After noticing a dearth of affordable art supplies in his Long Island community, Jerry Goldstein flung open the doors of his first art supplies store in 1968, and has since kept artists nationwide stocked with paints and frames through his mail order and online catalogs. Jerry's sons David and Ira have been part of the Artarama business since their early teens, and over the years have helped their dad launch 15 discount stores in the Northeast, South, Texas, and Colorado. The family's dedication to artists and local communities is evident in the myriad workshops and store events at its locations, where staff members help customers navigate the store's shelves of rotating products and floors that switch places with the ceiling each week.

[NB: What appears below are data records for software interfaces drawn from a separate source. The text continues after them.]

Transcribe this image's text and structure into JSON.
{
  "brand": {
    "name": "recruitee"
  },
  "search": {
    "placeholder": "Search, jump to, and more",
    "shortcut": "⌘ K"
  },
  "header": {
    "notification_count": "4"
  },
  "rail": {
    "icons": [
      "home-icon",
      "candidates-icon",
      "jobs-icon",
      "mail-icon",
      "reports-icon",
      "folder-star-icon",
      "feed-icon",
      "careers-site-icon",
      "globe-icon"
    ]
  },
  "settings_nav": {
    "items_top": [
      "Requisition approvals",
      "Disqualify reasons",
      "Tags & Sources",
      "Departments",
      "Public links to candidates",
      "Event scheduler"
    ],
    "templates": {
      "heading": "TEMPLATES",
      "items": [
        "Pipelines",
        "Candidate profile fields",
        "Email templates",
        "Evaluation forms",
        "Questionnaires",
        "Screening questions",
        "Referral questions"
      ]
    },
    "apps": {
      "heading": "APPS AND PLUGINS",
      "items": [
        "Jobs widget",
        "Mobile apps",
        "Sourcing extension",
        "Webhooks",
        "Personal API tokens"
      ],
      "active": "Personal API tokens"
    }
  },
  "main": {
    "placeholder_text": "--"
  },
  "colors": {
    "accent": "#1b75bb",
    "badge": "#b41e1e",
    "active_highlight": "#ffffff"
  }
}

Lifetouch Inc. became the world’s largest employee-owned photography company one portrait at a time.
Today, Lifetouch and its subsidiaries serve the photographic needs of people of all ages. Lifetouch truly is “memories for a lifetime.”
Art runs in the veins of gallery curators Evelyn and Jonathon Ortiz-Smykla. And their studio, OSGS, is the embodiment of their love of art, and for sharing the work of talented artists. On any given day, a visit to their gallery sends guests crossing paths with a variety of works in many mediums that include modern-art paintings, sculptures, and home wares. But the team also does their own creating inside the studio: custom framing is available with a large number of options for materials, glass, matting, and mounting. The gallery also brings in guest speakers for the Bring Your Own Chair lecture series, whose dates are published on the gallery’s Facebook page.
The pictorial preservationists at Magic Image have served the photography- and digital-imaging needs of amateurs and professionals for more than 20 years. Their shoebox-scanning service can transfer a lifetime of pictures, ranging from wallets to 8" x 10"s, onto a convenient digital medium, allowing for easier sharing and safer keeping. Shoeboxes must be no larger than 12" x 7" x 5", and photos must be free of tape, glue, staples, tears, and staged shots of friends high-fiving.
Bradford Rowley's manually finished portraiture evokes the classic regality of a time when the paintbrush was mightier than the Polaroid. Each personally appointed opus begins life as a photograph in the artist's controlled studio environment. Individual subjects can regale the camera eye with defining aspects of their personality or hobbies, augmenting poses with props such as a violin, a horse-riding crop, or a high-school-mascot costume. After that, clients select a single shot to serve as the base of the future masterpiece. Up to eight layers of paint ensconce this initial image in the trappings of old Europe during the ensuing three-month artistic process. Bradford's team of classical crafters employs digital processes only when absolutely necessary, discreetly expunging unsightly bits of lint or the ghost of Warren G. Harding.
PureCanvas doesn't just specialize in printing photos and fine-art reproductions onto canvases. In fact, printing is actually one of the final steps in the company's rigorous process. First, the original image is "purified," or retouched. Depending on the customer's preferences, that can mean anything from stripping away the unsightly redeye and concealing blemishes to restoring damaged images and removing entire unfashionable sweaters from the frame. The team can also enhance snapshots with effects, turning color tableaux into black-and-white ones or transforming a single shot into Andy Warhol–style pop-art diptych.
After colors are amped up and images sharpened, pictures are printed—using PureCanvas's signature, high-quality process—onto a pure-white poly-cotton canvas blend. Even then, though, the print isn't finished. Each print, which can be stretched onto a custom frame, is finished with UV laminate, which protects it from water stains, scratches, and sun damage. Finally ready to decorate a wall for years to come, it's packaged and mailed off in a box stocked with every tool necessary to hang it.